While the majority of home contents insurance providers offer protection for burglaries, there are a number of limitations which could lead to your claim being rejected.

We've rounded up some of the scenarios that could catch you out:

Security failures

Most home insurers require your home to be protected by a minimum level of security.

This usually includes having deadlocks on external doors and locks on accessible windows. If you forget to lock your doors while out trick or treating, your home insurer may reject your claim.

Investing in more robust security systems, such as burglar alarms and cameras, can help reduce your premium, but they must be in proper working order.

For instance, if you forget to set your security alarm while out at a fireworks display, your claim could be rejected by your insurer.

High-value items

Although thieves usually target high-value items such as smartphones, laptops and jewellery, these items might not be automatically covered by your insurer.

Some home insurance policies require you to take out additional cover to protect items above a certain value.

If you're under insured, your home insurance provider may reject your claim or pay out less than the value of your lost item.

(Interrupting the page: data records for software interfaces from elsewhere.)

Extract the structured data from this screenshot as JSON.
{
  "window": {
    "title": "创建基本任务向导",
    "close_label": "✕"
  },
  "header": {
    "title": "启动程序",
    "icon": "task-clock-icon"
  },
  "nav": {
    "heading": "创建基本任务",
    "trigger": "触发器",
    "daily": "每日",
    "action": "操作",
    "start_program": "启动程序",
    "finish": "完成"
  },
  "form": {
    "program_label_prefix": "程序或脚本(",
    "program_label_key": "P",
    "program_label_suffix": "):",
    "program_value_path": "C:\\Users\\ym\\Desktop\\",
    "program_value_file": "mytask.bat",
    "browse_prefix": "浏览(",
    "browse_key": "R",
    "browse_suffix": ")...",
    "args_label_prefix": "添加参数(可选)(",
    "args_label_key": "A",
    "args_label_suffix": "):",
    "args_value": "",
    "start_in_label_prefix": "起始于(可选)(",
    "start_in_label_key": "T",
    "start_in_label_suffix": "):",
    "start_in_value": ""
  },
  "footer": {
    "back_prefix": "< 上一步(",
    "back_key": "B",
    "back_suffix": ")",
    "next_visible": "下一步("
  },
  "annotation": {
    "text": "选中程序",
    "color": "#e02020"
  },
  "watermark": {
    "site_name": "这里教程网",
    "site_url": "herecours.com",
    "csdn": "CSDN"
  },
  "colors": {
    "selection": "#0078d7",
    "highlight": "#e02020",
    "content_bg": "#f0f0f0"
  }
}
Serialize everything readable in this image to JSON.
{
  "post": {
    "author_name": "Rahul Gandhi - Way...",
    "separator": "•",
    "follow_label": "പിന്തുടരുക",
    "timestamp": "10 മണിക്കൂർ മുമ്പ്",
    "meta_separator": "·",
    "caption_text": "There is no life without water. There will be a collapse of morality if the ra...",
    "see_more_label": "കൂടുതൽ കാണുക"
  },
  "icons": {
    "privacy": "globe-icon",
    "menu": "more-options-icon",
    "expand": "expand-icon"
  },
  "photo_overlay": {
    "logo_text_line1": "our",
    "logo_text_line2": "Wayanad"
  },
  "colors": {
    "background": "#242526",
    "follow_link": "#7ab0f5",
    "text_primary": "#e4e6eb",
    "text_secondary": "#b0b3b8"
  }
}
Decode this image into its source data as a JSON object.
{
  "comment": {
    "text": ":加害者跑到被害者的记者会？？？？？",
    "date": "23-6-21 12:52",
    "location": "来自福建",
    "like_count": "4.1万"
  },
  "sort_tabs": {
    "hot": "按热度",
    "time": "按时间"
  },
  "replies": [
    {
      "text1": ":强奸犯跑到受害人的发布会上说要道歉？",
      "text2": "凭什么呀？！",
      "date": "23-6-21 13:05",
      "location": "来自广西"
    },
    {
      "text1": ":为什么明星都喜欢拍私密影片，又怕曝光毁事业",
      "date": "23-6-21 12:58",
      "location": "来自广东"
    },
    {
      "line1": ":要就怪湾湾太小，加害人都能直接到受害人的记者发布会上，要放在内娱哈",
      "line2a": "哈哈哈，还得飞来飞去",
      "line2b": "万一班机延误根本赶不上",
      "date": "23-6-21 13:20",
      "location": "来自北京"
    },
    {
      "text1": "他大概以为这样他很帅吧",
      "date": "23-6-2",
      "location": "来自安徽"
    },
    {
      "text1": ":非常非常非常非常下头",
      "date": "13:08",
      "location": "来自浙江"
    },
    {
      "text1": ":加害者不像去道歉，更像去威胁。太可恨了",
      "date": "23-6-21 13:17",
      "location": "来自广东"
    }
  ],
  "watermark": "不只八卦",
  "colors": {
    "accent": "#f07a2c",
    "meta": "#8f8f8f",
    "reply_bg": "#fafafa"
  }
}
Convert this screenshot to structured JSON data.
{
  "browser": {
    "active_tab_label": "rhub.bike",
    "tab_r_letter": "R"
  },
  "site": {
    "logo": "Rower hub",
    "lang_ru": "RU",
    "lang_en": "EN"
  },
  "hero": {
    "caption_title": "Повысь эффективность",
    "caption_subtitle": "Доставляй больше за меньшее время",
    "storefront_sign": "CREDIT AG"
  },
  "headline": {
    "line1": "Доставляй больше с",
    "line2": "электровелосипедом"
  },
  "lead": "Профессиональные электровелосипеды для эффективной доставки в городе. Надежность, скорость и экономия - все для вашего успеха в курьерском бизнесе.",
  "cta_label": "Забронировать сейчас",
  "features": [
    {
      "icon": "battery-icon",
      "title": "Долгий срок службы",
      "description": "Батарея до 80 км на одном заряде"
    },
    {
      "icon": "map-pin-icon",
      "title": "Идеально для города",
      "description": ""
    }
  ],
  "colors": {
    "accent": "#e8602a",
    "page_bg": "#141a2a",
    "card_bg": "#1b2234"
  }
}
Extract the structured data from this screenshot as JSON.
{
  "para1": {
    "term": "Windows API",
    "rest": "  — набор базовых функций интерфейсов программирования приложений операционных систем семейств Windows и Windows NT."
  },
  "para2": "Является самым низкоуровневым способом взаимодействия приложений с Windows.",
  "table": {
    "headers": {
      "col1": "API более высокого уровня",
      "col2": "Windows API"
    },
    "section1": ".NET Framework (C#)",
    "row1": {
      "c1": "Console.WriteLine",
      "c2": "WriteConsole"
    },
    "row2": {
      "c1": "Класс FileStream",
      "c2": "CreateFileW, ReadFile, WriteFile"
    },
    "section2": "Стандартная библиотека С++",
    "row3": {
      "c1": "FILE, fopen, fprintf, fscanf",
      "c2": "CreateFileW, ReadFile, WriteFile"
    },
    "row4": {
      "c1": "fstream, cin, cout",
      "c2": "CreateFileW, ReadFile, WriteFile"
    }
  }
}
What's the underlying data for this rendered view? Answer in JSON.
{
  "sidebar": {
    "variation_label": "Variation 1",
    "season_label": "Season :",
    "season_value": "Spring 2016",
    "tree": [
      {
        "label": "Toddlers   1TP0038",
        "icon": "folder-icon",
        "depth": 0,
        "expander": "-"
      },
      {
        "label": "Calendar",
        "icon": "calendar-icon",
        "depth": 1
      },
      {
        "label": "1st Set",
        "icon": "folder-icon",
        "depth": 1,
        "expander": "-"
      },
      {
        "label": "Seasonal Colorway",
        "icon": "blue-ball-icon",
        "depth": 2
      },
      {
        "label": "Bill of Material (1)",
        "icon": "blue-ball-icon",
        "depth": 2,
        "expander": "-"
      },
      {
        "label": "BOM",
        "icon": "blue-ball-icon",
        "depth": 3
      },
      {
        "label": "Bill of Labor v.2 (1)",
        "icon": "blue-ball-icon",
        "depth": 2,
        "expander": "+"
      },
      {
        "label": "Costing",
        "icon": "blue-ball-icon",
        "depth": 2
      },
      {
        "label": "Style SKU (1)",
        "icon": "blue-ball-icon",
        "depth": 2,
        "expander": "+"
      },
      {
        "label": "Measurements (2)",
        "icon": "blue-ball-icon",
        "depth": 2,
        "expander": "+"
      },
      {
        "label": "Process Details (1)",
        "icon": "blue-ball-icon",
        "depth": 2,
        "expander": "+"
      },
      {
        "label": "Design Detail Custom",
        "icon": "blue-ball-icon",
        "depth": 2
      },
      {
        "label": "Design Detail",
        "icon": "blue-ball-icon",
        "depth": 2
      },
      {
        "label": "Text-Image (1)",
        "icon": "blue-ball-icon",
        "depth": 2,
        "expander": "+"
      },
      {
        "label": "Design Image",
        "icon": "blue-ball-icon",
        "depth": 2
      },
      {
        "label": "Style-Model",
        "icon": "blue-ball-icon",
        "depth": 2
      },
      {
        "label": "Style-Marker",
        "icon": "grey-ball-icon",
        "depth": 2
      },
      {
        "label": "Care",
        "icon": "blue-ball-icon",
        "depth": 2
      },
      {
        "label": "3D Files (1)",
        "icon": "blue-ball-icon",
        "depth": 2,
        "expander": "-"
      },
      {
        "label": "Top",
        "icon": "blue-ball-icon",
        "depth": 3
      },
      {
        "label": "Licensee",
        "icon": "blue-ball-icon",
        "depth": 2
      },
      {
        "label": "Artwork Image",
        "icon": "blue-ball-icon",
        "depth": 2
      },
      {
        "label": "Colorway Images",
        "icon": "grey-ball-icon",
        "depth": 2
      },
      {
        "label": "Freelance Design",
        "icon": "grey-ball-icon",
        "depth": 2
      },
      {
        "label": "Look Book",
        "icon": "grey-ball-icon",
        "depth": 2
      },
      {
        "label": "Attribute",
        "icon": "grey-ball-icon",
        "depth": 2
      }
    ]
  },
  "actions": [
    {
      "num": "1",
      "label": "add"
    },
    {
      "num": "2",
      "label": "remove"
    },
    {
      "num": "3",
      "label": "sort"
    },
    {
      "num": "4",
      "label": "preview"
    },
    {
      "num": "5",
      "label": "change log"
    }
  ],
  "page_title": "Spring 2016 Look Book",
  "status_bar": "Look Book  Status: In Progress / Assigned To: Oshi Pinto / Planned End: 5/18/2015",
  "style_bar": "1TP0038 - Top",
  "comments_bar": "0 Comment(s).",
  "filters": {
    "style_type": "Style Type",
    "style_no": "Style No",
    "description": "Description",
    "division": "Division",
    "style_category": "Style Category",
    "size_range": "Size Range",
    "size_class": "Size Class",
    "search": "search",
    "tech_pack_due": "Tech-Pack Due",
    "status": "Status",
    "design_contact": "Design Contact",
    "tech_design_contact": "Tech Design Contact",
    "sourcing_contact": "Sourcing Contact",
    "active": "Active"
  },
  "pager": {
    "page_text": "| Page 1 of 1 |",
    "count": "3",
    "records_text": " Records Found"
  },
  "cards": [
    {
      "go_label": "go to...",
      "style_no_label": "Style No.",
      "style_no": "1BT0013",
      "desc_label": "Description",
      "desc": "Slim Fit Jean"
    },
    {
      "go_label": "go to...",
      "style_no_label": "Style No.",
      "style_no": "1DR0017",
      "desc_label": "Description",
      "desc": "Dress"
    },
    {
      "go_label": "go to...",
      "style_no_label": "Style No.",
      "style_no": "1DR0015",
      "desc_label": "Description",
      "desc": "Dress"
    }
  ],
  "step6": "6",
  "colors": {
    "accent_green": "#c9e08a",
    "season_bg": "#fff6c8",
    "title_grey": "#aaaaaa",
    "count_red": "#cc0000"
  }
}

Long holidays

Most home insurance policies specify that your home should not be left unoccupied for more than 30 consecutive days.

If a burglary takes place while your home is empty for a period longer than 30 days - due to an extended holiday, for example - your claim may be rejected.

Some insurers may allow you to put extra cover into place while you're on an extended trip for an additional cost.

It's vital that you double-check the terms and conditions of your home insurance policy, as well as updating your home insurer of any changes to your circumstances, to ensure that you have the cover you need.

How to find the best home insurance

There are a number of simple steps you can take to find competitively priced home insurance policies that protect your home and garden.

Use a valuation calculator

It's common for policyholders to over underpay for home insurance because they've incorrectly calculated the value of their contents or the cost of rebuilding their home.

Using tools, such as a contents insurance calculator and the BCIS Rebuilding Cost Guidance calculator (you'll need to register if you're not already signed up) can help you get an accurate idea of home much cover you need.

Shop around

Price comparison sites are a quick and easy way to see what home insurance deals are on offer and which providers offer the right cover for your needs.

If you're coming up to renewal, shopping around for a better deal, can also give you leverage for haggling a better deal with your current provider, should you wish to stay with them.

Check the terms and conditions carefully

Insurance policy wording infamously opaque and Which? research has found that insurance terms and conditions are notorious for baffling readers.

Don't let this put you off, as it's important to check what you're actually covered for before buying a policy.

Checking over the terms and conditions will make sure that you get the right level of protection, your excesses are affordable and that you have included any necessary add-ons or extras.

Remember, once you've agreed to the terms of a policy, making a claim for something that's expressly excluded won't be possible.